“The regulations that came out afterward simply don’t match the rhetoric. In fact, it’s still very difficult to visit,” he said. “This is very typical of the governor. When you get into the details you find out he’s not doing very much here.”
Santabarbara believes there is a better way to balance safety and compassion, and emphasized that COVID isn’t the only threat to people in nursing homes.
“Nursing home residents are still continuing to experience physical and emotional pain due to this isolation.”
He and Assemblywoman Mary Beth Walsh, R-Ballston, are co-sponsoring legislation that would give patients in residential health care facilities access to visitation despite COVID-19 restrictions.
Elaine Hickey of Niskayuna is one of those relatives who’ve been fighting for access for most of the year. For months, she and her husband couldn’t see their daughter in the group home where she lives, and now they still can’t see his parents at their respective facilities in Rome.
She fully respects the need for COVID infection control: She, her daughter, her husband and both of his parents have all contracted and recovered from COVID.
But the restrictions can relax, she said. “I think we’re post-second surge, post-vaccine, how much more immune can we get?”
Nursing home residents typically are nearing the end of their lives, Hickey noted, and suffer without the emotional boost of seeing their families.
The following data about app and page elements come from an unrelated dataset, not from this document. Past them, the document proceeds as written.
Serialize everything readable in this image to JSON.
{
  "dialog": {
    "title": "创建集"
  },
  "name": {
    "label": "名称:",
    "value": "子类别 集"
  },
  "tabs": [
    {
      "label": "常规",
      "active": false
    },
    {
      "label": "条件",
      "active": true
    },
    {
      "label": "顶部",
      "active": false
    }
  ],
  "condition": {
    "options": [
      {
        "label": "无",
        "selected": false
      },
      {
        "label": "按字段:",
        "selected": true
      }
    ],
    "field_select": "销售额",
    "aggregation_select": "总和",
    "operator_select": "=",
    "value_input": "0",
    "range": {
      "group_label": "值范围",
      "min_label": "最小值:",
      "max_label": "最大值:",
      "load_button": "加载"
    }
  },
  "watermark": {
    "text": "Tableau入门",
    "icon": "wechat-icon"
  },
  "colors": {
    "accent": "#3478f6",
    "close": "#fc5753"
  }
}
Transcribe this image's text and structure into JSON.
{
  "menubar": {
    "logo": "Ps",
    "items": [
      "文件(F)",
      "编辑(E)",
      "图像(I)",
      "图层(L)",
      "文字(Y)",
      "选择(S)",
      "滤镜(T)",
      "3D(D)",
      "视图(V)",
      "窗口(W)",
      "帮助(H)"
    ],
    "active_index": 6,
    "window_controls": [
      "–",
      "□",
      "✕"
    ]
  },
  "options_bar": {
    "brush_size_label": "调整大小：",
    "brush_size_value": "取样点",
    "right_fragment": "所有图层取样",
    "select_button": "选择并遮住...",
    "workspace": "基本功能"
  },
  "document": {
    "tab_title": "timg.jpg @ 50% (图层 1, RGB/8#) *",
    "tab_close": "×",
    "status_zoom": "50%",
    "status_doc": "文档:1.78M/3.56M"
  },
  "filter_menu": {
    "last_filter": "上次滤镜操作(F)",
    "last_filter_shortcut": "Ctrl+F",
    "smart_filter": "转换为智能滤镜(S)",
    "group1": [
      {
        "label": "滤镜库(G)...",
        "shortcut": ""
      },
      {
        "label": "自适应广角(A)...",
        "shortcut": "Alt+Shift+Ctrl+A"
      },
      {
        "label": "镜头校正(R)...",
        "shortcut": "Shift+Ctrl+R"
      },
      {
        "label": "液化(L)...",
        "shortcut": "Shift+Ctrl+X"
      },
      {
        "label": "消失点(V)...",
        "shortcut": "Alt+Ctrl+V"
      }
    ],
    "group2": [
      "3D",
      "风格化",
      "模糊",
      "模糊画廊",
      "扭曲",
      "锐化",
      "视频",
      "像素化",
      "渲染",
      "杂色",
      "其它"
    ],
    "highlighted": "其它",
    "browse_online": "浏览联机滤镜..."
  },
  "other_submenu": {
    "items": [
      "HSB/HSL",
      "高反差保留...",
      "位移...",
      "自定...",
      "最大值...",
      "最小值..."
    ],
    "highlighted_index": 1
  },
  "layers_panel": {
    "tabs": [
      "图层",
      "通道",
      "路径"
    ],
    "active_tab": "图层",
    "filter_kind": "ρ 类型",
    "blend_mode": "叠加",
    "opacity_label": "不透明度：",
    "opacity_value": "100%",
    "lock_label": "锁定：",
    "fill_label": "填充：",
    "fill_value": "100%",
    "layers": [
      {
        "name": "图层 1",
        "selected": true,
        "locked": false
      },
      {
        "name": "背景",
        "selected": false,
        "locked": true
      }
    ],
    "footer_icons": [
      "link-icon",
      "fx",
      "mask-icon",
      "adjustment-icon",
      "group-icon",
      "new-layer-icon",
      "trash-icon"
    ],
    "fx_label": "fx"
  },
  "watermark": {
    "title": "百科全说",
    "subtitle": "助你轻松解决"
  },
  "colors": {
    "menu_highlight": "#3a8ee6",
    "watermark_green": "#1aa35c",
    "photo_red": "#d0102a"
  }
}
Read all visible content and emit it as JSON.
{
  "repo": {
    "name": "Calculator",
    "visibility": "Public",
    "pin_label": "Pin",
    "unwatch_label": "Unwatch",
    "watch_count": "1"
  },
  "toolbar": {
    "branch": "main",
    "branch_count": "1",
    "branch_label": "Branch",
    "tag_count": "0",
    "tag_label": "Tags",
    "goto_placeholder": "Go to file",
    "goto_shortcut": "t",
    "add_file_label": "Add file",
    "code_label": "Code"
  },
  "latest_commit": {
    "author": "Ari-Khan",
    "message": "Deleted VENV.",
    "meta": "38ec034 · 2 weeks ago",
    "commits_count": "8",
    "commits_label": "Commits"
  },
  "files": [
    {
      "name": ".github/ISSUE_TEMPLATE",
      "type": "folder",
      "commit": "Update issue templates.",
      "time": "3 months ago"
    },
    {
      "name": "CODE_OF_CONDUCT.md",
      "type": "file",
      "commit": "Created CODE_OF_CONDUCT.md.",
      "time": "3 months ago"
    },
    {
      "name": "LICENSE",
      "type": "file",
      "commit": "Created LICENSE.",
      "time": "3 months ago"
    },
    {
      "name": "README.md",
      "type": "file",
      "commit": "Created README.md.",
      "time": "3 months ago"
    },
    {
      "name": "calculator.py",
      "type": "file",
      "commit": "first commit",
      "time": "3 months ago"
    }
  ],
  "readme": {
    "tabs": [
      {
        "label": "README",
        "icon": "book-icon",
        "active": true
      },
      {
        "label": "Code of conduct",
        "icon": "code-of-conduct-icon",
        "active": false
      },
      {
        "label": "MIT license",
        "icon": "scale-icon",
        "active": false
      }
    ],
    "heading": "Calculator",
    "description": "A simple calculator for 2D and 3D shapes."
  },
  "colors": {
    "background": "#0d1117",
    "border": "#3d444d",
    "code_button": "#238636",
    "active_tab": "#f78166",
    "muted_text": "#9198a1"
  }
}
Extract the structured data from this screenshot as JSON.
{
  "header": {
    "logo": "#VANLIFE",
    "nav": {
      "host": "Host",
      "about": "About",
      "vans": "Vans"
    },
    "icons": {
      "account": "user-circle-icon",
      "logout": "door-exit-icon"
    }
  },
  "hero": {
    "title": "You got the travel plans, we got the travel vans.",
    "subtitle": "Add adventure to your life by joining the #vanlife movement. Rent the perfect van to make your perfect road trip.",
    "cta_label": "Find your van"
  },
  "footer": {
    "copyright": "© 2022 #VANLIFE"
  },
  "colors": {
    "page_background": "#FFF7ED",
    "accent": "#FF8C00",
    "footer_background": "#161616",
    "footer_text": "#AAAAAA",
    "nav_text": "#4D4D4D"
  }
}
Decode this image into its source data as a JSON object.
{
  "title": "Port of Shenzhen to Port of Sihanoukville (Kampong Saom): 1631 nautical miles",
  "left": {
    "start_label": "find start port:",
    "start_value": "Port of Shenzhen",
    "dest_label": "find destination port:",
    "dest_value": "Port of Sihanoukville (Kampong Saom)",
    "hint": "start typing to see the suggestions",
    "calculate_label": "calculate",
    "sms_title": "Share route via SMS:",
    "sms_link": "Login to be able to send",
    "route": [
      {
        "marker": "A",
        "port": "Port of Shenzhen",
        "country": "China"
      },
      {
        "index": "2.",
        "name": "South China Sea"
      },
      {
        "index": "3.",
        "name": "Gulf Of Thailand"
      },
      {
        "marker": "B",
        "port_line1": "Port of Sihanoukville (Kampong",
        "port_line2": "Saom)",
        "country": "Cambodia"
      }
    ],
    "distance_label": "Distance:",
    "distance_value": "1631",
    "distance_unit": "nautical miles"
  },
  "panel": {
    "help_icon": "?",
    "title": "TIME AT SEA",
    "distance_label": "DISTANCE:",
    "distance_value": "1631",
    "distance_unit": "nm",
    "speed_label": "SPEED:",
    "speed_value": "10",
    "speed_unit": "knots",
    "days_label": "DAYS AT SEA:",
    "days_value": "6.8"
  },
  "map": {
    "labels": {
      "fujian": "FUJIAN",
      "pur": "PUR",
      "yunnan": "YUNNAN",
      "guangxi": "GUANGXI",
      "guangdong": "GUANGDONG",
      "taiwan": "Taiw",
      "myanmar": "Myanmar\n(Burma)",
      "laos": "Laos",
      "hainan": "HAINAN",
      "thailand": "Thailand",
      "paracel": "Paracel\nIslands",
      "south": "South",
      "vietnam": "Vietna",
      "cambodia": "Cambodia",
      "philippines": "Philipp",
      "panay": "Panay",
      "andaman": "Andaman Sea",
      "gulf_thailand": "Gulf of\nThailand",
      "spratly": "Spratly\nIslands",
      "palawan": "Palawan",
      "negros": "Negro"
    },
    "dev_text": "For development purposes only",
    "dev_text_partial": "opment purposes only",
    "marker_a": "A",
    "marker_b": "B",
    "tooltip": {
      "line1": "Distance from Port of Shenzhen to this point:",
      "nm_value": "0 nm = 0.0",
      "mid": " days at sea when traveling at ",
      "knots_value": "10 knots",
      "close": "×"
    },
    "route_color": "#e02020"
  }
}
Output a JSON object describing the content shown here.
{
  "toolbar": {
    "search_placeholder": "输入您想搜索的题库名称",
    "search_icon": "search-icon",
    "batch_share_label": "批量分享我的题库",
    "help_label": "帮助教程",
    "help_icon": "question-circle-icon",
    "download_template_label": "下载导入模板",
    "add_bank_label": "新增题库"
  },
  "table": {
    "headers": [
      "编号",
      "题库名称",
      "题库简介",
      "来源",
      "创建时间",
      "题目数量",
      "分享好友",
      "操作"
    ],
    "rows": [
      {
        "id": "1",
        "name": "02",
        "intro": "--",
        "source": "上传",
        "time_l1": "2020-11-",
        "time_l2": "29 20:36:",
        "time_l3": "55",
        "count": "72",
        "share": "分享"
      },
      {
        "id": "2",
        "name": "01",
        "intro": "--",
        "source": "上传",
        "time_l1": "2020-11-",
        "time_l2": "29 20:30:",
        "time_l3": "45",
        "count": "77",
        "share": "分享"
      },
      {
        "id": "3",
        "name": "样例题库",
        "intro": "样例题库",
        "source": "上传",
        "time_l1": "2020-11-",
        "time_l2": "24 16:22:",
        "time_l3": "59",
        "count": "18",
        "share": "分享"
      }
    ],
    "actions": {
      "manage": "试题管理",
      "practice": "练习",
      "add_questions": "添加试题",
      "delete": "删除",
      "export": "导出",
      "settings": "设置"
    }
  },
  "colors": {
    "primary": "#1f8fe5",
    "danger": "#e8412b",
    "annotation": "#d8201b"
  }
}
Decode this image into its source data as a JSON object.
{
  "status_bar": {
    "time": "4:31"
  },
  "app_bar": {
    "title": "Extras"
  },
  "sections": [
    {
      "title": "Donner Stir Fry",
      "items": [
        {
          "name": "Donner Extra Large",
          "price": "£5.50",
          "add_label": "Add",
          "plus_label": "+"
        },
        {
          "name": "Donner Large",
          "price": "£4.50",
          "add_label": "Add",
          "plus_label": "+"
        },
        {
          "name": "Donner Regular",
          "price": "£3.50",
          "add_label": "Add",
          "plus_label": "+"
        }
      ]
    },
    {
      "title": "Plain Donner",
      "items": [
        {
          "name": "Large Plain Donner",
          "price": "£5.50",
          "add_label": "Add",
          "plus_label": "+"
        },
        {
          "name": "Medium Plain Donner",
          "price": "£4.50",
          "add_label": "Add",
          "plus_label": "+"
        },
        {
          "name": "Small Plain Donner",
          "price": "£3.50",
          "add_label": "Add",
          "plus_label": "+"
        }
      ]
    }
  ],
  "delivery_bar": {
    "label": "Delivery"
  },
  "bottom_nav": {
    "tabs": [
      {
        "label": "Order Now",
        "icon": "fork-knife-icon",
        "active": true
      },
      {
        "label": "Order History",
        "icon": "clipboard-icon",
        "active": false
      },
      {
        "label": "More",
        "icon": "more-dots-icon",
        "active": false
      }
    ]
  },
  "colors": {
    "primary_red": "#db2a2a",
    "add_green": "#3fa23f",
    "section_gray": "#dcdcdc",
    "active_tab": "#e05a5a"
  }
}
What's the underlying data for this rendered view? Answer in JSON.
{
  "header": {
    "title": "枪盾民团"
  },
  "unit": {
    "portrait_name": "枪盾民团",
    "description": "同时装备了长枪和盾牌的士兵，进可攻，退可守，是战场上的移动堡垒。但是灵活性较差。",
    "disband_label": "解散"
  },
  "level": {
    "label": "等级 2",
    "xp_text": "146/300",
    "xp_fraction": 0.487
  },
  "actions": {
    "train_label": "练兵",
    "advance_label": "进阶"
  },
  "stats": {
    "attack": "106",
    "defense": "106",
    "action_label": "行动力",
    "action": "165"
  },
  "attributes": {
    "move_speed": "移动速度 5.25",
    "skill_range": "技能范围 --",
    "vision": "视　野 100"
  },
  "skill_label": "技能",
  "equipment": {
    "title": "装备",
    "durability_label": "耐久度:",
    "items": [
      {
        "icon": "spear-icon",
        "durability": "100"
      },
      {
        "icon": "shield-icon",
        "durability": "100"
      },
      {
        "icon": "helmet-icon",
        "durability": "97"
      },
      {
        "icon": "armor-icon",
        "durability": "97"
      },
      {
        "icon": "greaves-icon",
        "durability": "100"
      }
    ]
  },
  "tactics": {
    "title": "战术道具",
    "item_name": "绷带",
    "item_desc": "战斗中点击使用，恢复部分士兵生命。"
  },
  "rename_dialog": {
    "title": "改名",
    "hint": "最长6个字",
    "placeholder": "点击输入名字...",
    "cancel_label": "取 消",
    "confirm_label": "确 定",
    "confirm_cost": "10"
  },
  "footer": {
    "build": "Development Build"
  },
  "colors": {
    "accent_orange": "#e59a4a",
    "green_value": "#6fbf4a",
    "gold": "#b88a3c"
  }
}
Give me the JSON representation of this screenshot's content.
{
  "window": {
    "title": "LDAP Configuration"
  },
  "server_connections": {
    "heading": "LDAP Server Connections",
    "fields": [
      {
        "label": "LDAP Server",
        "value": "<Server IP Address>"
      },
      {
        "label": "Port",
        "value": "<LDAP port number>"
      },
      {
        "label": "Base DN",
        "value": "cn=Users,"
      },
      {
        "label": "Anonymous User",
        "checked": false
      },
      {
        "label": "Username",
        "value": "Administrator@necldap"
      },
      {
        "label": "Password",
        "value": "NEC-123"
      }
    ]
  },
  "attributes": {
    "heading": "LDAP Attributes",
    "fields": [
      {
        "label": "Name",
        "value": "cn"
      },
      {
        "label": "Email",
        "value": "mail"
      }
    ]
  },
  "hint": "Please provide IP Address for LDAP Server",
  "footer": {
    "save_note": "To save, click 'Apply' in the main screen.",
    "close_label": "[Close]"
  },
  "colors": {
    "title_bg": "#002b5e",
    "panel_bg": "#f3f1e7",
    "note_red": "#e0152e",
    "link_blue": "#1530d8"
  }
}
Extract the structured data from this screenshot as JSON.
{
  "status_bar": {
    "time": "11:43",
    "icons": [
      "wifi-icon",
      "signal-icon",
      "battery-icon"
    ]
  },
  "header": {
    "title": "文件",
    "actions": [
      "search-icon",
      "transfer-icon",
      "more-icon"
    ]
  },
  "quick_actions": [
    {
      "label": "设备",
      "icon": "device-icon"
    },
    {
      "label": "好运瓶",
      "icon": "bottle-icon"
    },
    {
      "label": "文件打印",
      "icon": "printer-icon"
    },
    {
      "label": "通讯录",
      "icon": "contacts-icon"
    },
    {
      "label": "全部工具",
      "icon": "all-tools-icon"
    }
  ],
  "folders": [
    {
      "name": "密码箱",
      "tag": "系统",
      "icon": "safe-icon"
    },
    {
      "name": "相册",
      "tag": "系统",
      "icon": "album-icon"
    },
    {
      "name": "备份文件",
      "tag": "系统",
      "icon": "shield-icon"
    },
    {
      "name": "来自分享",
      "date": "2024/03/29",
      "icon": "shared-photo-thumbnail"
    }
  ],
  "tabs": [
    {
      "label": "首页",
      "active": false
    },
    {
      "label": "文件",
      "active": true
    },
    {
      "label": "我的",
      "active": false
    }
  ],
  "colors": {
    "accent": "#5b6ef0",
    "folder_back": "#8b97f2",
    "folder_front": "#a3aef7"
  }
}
“It is time for them to have some joy in their lives,” she said.
She dismissed Cuomo’s announcement Monday as “throwing crumbs” to advocates like her, but added she is not a Cuomo hater.
“I have to say I have been supportive of the governor and his actions through the pandemic,” Hickey said. He did a good job flattening the curve, she said, but appears now to be reacting to the backlash over the high nursing home death toll.
She doesn’t focus on that, either.
“I personally think everyone did the best they could at the time.”
AS SOON AS POSSIBLE
Nursing home operators appreciate the need for family contact with residents, and will likely open when they can.
Wilkinson Residential Healthcare Facility in Amsterdam was one of the nursing homes that ran a successful campaign against COVID for much of 2020, then got hit in the second wave with a round of infections and a series of resident deaths.
The last resident infection was confirmed on Dec. 25, and the population is long since COVID-free. However, a staff member from an ancillary department at St. Mary’s Healthcare tested positive late this month, reseting the clock to zero. The earliest Wilkinson can open to visitation is March 8.
Barring any news infections, it plans to open that day.
Wilkinson administrator Todd Zbytniewski said given the recent level of infections in Montgomery County, the facility is going to be cautious about testing.
“On a recent call with resident family members, we discussed how they felt about the new visitation guidelines and their thoughts on testing,” he said via email. “Currently, per the state’s guidance, testing for visitors is only required if your county’s COVID-19 positivity rate is 5% or greater. We have made the decision, in conjunction with resident family members, that as long as supplies and resources are available, we will be testing all visitors that enter Wilkinson.”
Centers Health Care in the Bronx, a large operation that has 10 facilities in and near the Capital Region, said each of its nursing homes makes the call based on its own situation, but the shared goal is to open as soon as possible after the 14-day threshold is crossed. State approval is required, which can take a day or two, and appointment and testing systems have to be set up before the visits can actually happen, so the doors may not open exactly on day 15.
“All in all, although most of our facilities have zero positive cases currently, we are cautiously optimistic about these numbers as we welcome back families in the very near future,” a spokesman said via email.